Another achievement for our team was a detailed but focused Daily Brief on the Paris Progress website. These news bulletins provided thematic updates from each day of COP23 and let readers dig even deeper into the amazing progress the world is making to get closer to climate action at the necessary scale and speed. Among those updates is exciting information on:
- Days 4 and 6, when the US Climate Action Center launched “America’s Pledge” and aimed to show the America’s resolute commitment to climate-smart future-building.
- Days 8 and 9, when the Carbon Pricing Leadership Coalition hosted several high-level roundtable events on carbon pricing.
- Days 11, 12 and 13, which trace the process of developing, proposing and finally winning approval for the two-part open Talanoa Dialogue.
- And much more! Read all the updates here.
Overall, COP23 has been by far our most successful COP, and the positive influence of CCL’s methodology in the UNFCCC process is clear.
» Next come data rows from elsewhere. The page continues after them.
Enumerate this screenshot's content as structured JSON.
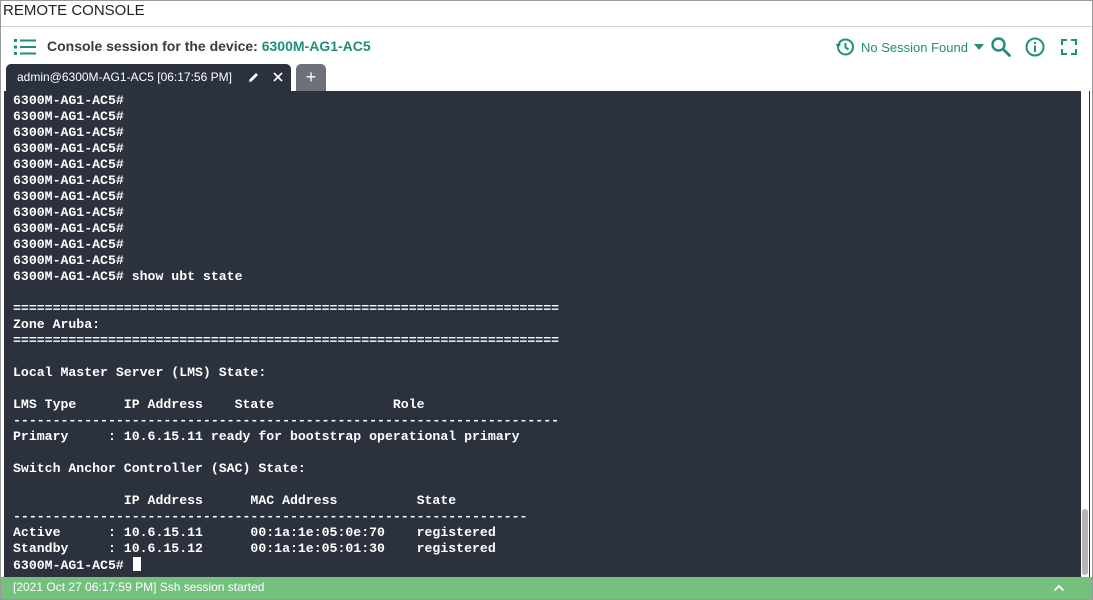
{
  "window": {
    "title": "REMOTE CONSOLE"
  },
  "header": {
    "prefix": "Console session for the device: ",
    "device": "6300M-AG1-AC5",
    "session_status": "No Session Found",
    "icons": [
      "list-menu-icon",
      "history-icon",
      "search-icon",
      "info-icon",
      "fullscreen-icon"
    ]
  },
  "tabs": [
    {
      "label": "admin@6300M-AG1-AC5 [06:17:56 PM]",
      "active": true
    }
  ],
  "add_tab_label": "+",
  "terminal": {
    "lines": [
      "6300M-AG1-AC5#",
      "6300M-AG1-AC5#",
      "6300M-AG1-AC5#",
      "6300M-AG1-AC5#",
      "6300M-AG1-AC5#",
      "6300M-AG1-AC5#",
      "6300M-AG1-AC5#",
      "6300M-AG1-AC5#",
      "6300M-AG1-AC5#",
      "6300M-AG1-AC5#",
      "6300M-AG1-AC5#",
      "6300M-AG1-AC5# show ubt state",
      "",
      "=====================================================================",
      "Zone Aruba:",
      "=====================================================================",
      "",
      "Local Master Server (LMS) State:",
      "",
      "LMS Type      IP Address    State               Role",
      "---------------------------------------------------------------------",
      "Primary     : 10.6.15.11 ready for bootstrap operational primary",
      "",
      "Switch Anchor Controller (SAC) State:",
      "",
      "              IP Address      MAC Address          State",
      "-----------------------------------------------------------------",
      "Active      : 10.6.15.11      00:1a:1e:05:0e:70    registered",
      "Standby     : 10.6.15.12      00:1a:1e:05:01:30    registered"
    ],
    "prompt": "6300M-AG1-AC5# "
  },
  "status": {
    "message": "[2021 Oct 27 06:17:59 PM] Ssh session started"
  },
  "colors": {
    "accent": "#1f8f7a",
    "terminal_bg": "#2b313d",
    "status_bg": "#74c17d"
  }
}
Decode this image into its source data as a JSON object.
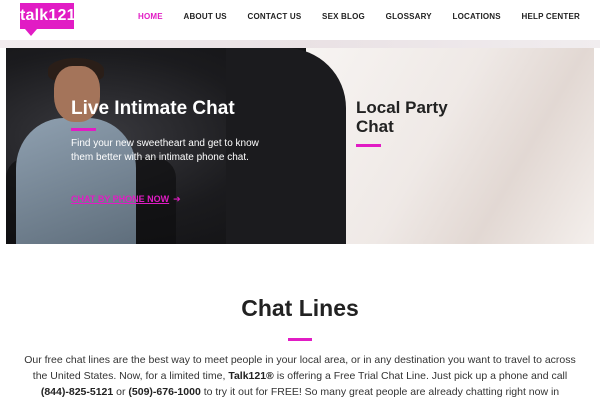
{
  "brand": {
    "logo_text": "talk121",
    "accent_color": "#e11cc4"
  },
  "nav": {
    "items": [
      "HOME",
      "ABOUT US",
      "CONTACT US",
      "SEX BLOG",
      "GLOSSARY",
      "LOCATIONS",
      "HELP CENTER"
    ],
    "active": "HOME"
  },
  "hero": {
    "left": {
      "title": "Live Intimate Chat",
      "description": "Find your new sweetheart and get to know them better with an intimate phone chat.",
      "cta": "CHAT BY PHONE NOW",
      "cta_icon": "arrow-right-icon"
    },
    "right": {
      "title": "Local Party Chat"
    }
  },
  "section": {
    "title": "Chat Lines",
    "p1": "Our free chat lines are the best way to meet people in your local area, or in any destination you want to travel to across the United States. Now, for a limited time, ",
    "brand": "Talk121®",
    "p2": " is offering a Free Trial Chat Line. Just pick up a phone and call ",
    "phone1": "(844)-825-5121",
    "or": " or ",
    "phone2": "(509)-676-1000",
    "p3": " to try it out for FREE! So many great people are already chatting right now in"
  }
}
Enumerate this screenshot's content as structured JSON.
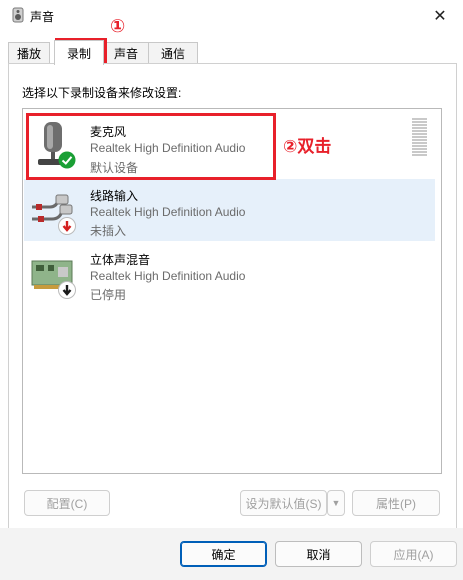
{
  "window": {
    "title": "声音"
  },
  "tabs": [
    {
      "label": "播放",
      "active": false
    },
    {
      "label": "录制",
      "active": true
    },
    {
      "label": "声音",
      "active": false
    },
    {
      "label": "通信",
      "active": false
    }
  ],
  "instruction": "选择以下录制设备来修改设置:",
  "devices": [
    {
      "name": "麦克风",
      "driver": "Realtek High Definition Audio",
      "status": "默认设备",
      "status_icon": "green-check-icon",
      "device_icon": "microphone-icon",
      "selected": false
    },
    {
      "name": "线路输入",
      "driver": "Realtek High Definition Audio",
      "status": "未插入",
      "status_icon": "red-down-arrow-icon",
      "device_icon": "line-in-cable-icon",
      "selected": true
    },
    {
      "name": "立体声混音",
      "driver": "Realtek High Definition Audio",
      "status": "已停用",
      "status_icon": "black-down-arrow-icon",
      "device_icon": "sound-card-icon",
      "selected": false
    }
  ],
  "annotations": {
    "step1": "①",
    "step2": "②双击"
  },
  "buttons": {
    "configure": "配置(C)",
    "set_default": "设为默认值(S)",
    "properties": "属性(P)",
    "ok": "确定",
    "cancel": "取消",
    "apply": "应用(A)"
  },
  "colors": {
    "annotation": "#e8202a",
    "selected_row": "#e6f0fa",
    "primary_border": "#005fb8"
  }
}
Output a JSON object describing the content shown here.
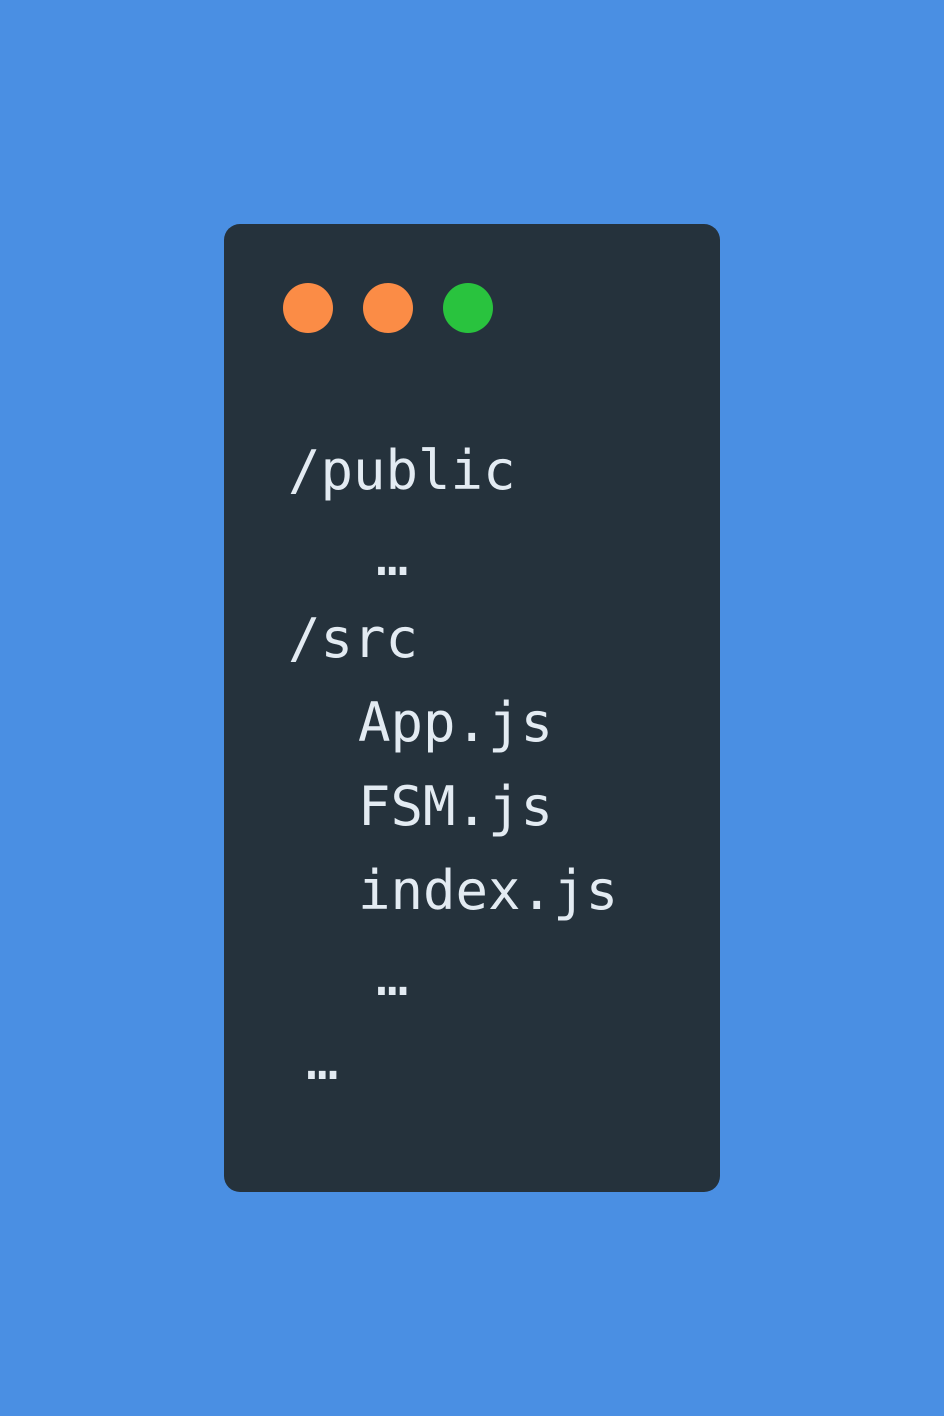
{
  "window": {
    "background": "#25323c",
    "controls": [
      {
        "name": "window-control-dot-1",
        "color": "#fb8c46"
      },
      {
        "name": "window-control-dot-2",
        "color": "#fb8c46"
      },
      {
        "name": "window-control-dot-3",
        "color": "#29c33e"
      }
    ]
  },
  "tree": {
    "lines": [
      {
        "text": "/public"
      },
      {
        "text": "…"
      },
      {
        "text": "/src"
      },
      {
        "text": "App.js"
      },
      {
        "text": "FSM.js"
      },
      {
        "text": "index.js"
      },
      {
        "text": "…"
      },
      {
        "text": "…"
      }
    ]
  },
  "colors": {
    "page_background": "#4a8fe3",
    "text": "#e3ebf2"
  }
}
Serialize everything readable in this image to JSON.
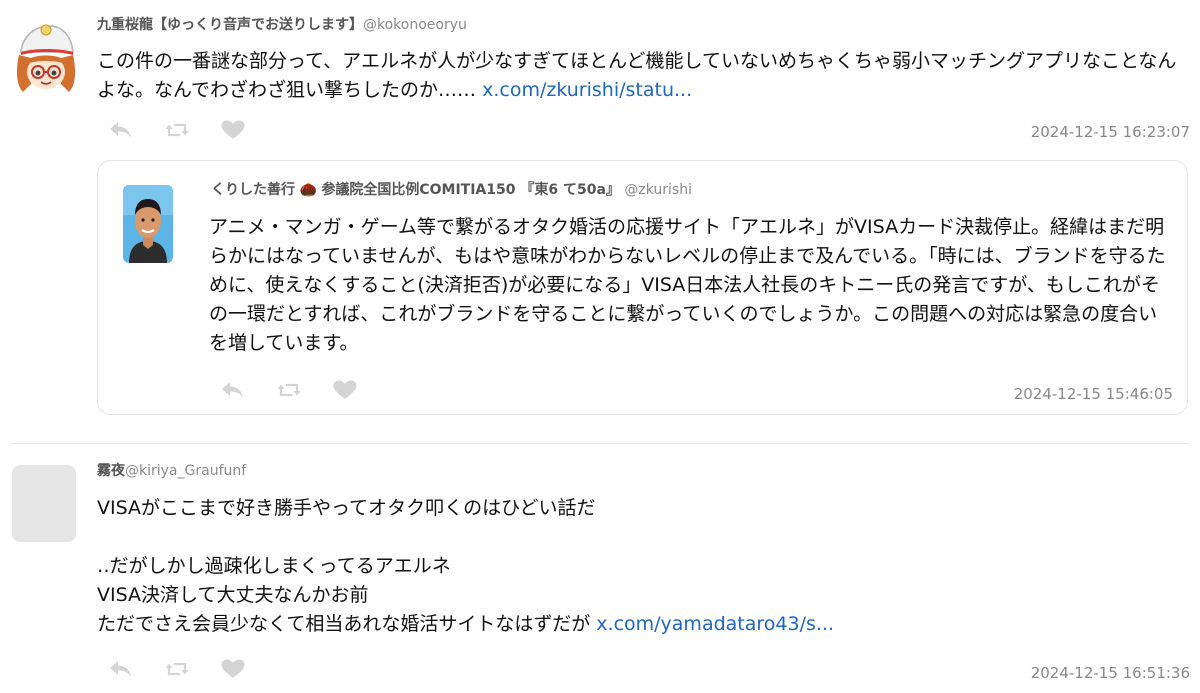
{
  "posts": [
    {
      "display_name": "九重桜龍【ゆっくり音声でお送りします】",
      "handle": "@kokonoeoryu",
      "content_text": "この件の一番謎な部分って、アエルネが人が少なすぎてほとんど機能していないめちゃくちゃ弱小マッチングアプリなことなんよな。なんでわざわざ狙い撃ちしたのか…… ",
      "content_link": "x.com/zkurishi/statu...",
      "timestamp": "2024-12-15 16:23:07",
      "avatar_icon": "yukkuri-avatar-icon",
      "quote": {
        "display_name": "くりした善行",
        "name_emoji": "🌰",
        "name_suffix": "参議院全国比例COMITIA150 『東6 て50a』",
        "handle": "@zkurishi",
        "content_text": "アニメ・マンガ・ゲーム等で繋がるオタク婚活の応援サイト「アエルネ」がVISAカード決裁停止。経緯はまだ明らかにはなっていませんが、もはや意味がわからないレベルの停止まで及んでいる。「時には、ブランドを守るために、使えなくすること(決済拒否)が必要になる」VISA日本法人社長のキトニー氏の発言ですが、もしこれがその一環だとすれば、これがブランドを守ることに繋がっていくのでしょうか。この問題への対応は緊急の度合いを増しています。",
        "timestamp": "2024-12-15 15:46:05",
        "avatar_icon": "person-photo-avatar-icon"
      }
    },
    {
      "display_name": "霧夜",
      "handle": "@kiriya_Graufunf",
      "content_lines": [
        "VISAがここまで好き勝手やってオタク叩くのはひどい話だ",
        "",
        "‥だがしかし過疎化しまくってるアエルネ",
        "VISA決済して大丈夫なんかお前",
        "ただでさえ会員少なくて相当あれな婚活サイトなはずだが "
      ],
      "content_link": "x.com/yamadataro43/s...",
      "timestamp": "2024-12-15 16:51:36",
      "avatar_icon": "placeholder-avatar-icon"
    }
  ],
  "icons": {
    "reply": "reply-icon",
    "retweet": "retweet-icon",
    "like": "heart-icon"
  },
  "colors": {
    "link": "#1c66c6",
    "icon": "#d4d4d4",
    "timestamp": "#888888",
    "border": "#e3e3e3"
  }
}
Now, more than ever, we are seeing a shift toward a new mindset about global policy, where ambitious action is rooted in governments co-creating the future with their citizens.
We will be submitting recommendations for the Talanoa Dialogue Preparatory Phase, to ensure strong input that makes room for the voices of even the most marginalized and vulnerable, and for raising ambition by facilitating the sharing of best practices, from all levels of society. As I wrote to the CCL family from Bonn, “The groundwork you have laid for that future of honorable, ongoing civic empowerment will touch millions of lives, and all of them for the better.”